She started to think about kleanYa again —and the groundwork for the product she had started with Davis.
"I want people to know about him," Wilson said.
With the help of family and friends, a website was built. A logo was created. Working on kleanYa turned into a way for Wilson to process her grief.
But it wasn’t easy. One of the most challenging parts was getting approval from the Food and Drug Administration. And then there was the fact that she was working on a project that was a constant reminder that the man she had planned to spend the rest of her life with wasn’t there.
"There were several times that I was like, I just want to pull the plug now," Wilson said. "You have work, and you have life. And I mean, on top of it, you have this support that you missed."
She pushed through.
She decided one night to stay up as long it would take to finish the FDA paperwork. She hit submit. Within a week, she was notified she could move on to the next step of the registration process. She felt like Davis had been there with her the entire time. When she got the news the FDA paperwork was filled out correctly, she said she looked up.
"I'm like, 'Hey, you're there,'" she remembers saying. "'You're with me.' I felt that way, I mean, so many times."
Wilson's goal is to turn kleanYa into a nonprofit that will support other families who have lost loved ones to COVID-19. She hopes to reach that nonprofit status by Dec. 11, 2021. That will mark the anniversary of launching kleanYa — and it’s Davis' birthday.
Wilson said she knows Davis is still watching over her.
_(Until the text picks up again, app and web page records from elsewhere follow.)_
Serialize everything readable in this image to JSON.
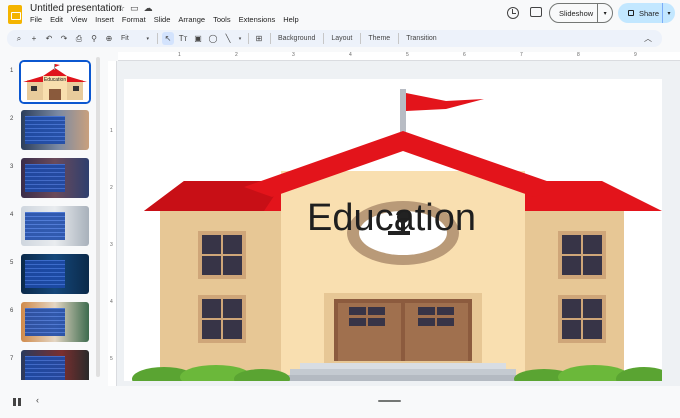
{
  "app": {
    "title": "Untitled presentation",
    "title_icons": [
      "star-icon",
      "move-to-folder-icon",
      "cloud-status-icon"
    ],
    "menus": [
      "File",
      "Edit",
      "View",
      "Insert",
      "Format",
      "Slide",
      "Arrange",
      "Tools",
      "Extensions",
      "Help"
    ]
  },
  "header": {
    "slideshow_label": "Slideshow",
    "share_label": "Share",
    "accent": "#c2e7ff"
  },
  "toolbar": {
    "zoom_label": "Fit",
    "background_label": "Background",
    "layout_label": "Layout",
    "theme_label": "Theme",
    "transition_label": "Transition"
  },
  "filmstrip": {
    "slides": [
      {
        "number": "1",
        "selected": true
      },
      {
        "number": "2"
      },
      {
        "number": "3"
      },
      {
        "number": "4"
      },
      {
        "number": "5"
      },
      {
        "number": "6"
      },
      {
        "number": "7"
      }
    ]
  },
  "ruler": {
    "top": [
      "1",
      "2",
      "3",
      "4",
      "5",
      "6",
      "7",
      "8",
      "9"
    ],
    "left": [
      "1",
      "2",
      "3",
      "4",
      "5"
    ]
  },
  "slide": {
    "title": "Education"
  }
}
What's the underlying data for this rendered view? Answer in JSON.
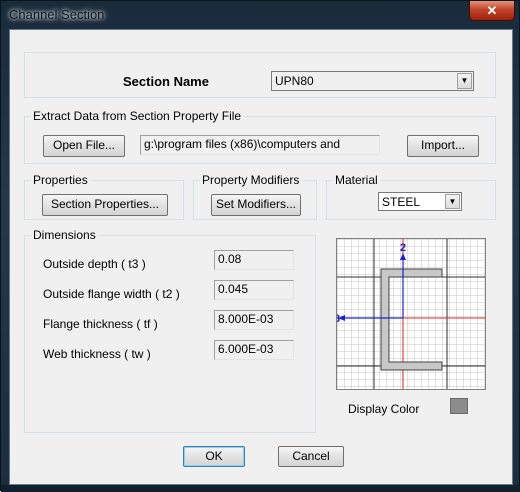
{
  "window": {
    "title": "Channel Section",
    "close_glyph": "✕"
  },
  "section_name": {
    "label": "Section Name",
    "value": "UPN80"
  },
  "extract": {
    "title": "Extract Data from Section Property File",
    "open_button": "Open File...",
    "path": "g:\\program files (x86)\\computers and",
    "import_button": "Import..."
  },
  "properties": {
    "title": "Properties",
    "button": "Section Properties..."
  },
  "modifiers": {
    "title": "Property Modifiers",
    "button": "Set Modifiers..."
  },
  "material": {
    "title": "Material",
    "value": "STEEL"
  },
  "dimensions": {
    "title": "Dimensions",
    "rows": [
      {
        "label": "Outside depth  ( t3 )",
        "value": "0.08"
      },
      {
        "label": "Outside flange width  ( t2 )",
        "value": "0.045"
      },
      {
        "label": "Flange thickness  ( tf )",
        "value": "8.000E-03"
      },
      {
        "label": "Web thickness  ( tw )",
        "value": "6.000E-03"
      }
    ]
  },
  "preview": {
    "axis2_label": "2",
    "axis3_label": "3",
    "section_color": "#c8c8c8",
    "axis_color": "#2020d0",
    "centroid_line_color": "#e02020"
  },
  "display_color": {
    "label": "Display Color",
    "color": "#8c8c8c"
  },
  "footer": {
    "ok": "OK",
    "cancel": "Cancel"
  }
}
One of the ways she stays connected to him is by listening to his voice. She kept all 27 voicemails he left her over the course of their relationship.
"I listen every day," she said. "It's a ritual. Every day I listen to his voice."
Their relationship was short in time, but Wilson says it was meaningful in what she and Davis were able to accomplish together.
"It was very short, but sometimes short doesn't mean nothing," she said. "And he's here in spirit."
When Wilson listens to Davis' voice, when she works on the product she had dreamed up with the person she loves, she says she feels like she can get through another day. She says Davis was a really great guy — and then corrects herself.
He is a great guy, she says. Having known him is part of what gives her the strength to keep putting one foot in front of the other.